And I’m cheering God on in my prayer now, like you can do it, God, and I feel like Spirit of God and my friend are together moving that big, big stone. And I know this is just happening in my prayerful imagination, but it feels so good and hopeful that I’m tearing it up, and rooting for others to push on that rock, wanting to reach out and push the stone some more myself, so my friend can see the light and be moving forward again in life, toward the next possibilities for their awesome self. 

And that was it. The service moved on to the next moment, or maybe I opened my eyes and wanted to ring one of the bells, or help a latecomer find their seat or something. I don’t remember. 

But that moment has stayed with me because it felt so real and it felt like hope, for Jesus to be unburdening my friend in the middle of the night. I’ve been in touch with my friend this week, it’s not clear that a miracle is moving yet, but I’m hopeful. I hope my prayers and this image I saw is hopeful to them too. 

Friends, what burdens do you need God’s help unburdening? What stones do you need Spirit of God to help you roll away? 

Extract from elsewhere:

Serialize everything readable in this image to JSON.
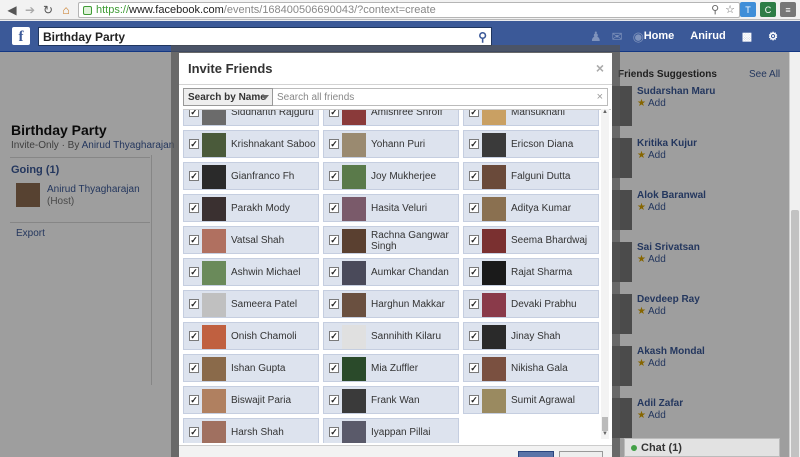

The Pendant family lit our first Advent candles this week, reading and praying the words of the liturgy that Pastor Lydia has adapted for us this year, from the resource Black Liturgies, a great resource of African-American culture and spirituality infused into words and prayers for Christian worship.

This week’s words remind us that dark spaces, night spaces, can be generative. They can be where the work of God with us is born.

Jesus tells us today that when we don’t see God, keep a watch. Stay awake, because God is coming.

Jude’s art about the whale reminds us to keep both eyes on the sea and wait for it, wait for it, wait to see what lies beneath. 

Advent is an invitation to tell the truth about our lives and world – to tell the truth to ourselves about where we need God – to tell the truth about our unfinished stories and our pains and needs and burdens – and to ask God to help us see God in them and cooperate in the liberative work of God with us. 

Advent is an invitation to look at our clenched fists and see what stones we’re holding and to start to let go. Spirit of God, Spirit of Jesus, our holy thief doesn’t take anything from us that we don’t want to give. There is no violence in God. God only takes what we freely yield. 

So friends, as we begin the season of Advent this week, with the image of God as a refiner’s fire, and a holy thief, present where we’ve given up on God to unburden us, to free us from what we don’t want or need in our lives, let me ask you again:

What would you like Jesus to take from you?

What burden, what bitterness, what block, would you like God’s help in burning away? 

Consider writing it on a piece of paper and burning it later. (If you’re with us in person, you’ll have the opportunity to do that at the end of the service as you go outside.)

What do we willingly, gladly, wish Spirit of God’s help in burning away? What stones are keeping us from Gods’ life moving forward in us? 

God’s eager to be with us in this, assuring us God is with us, partnering with us in our personal and collective moves toward liberation.

Let’s pray.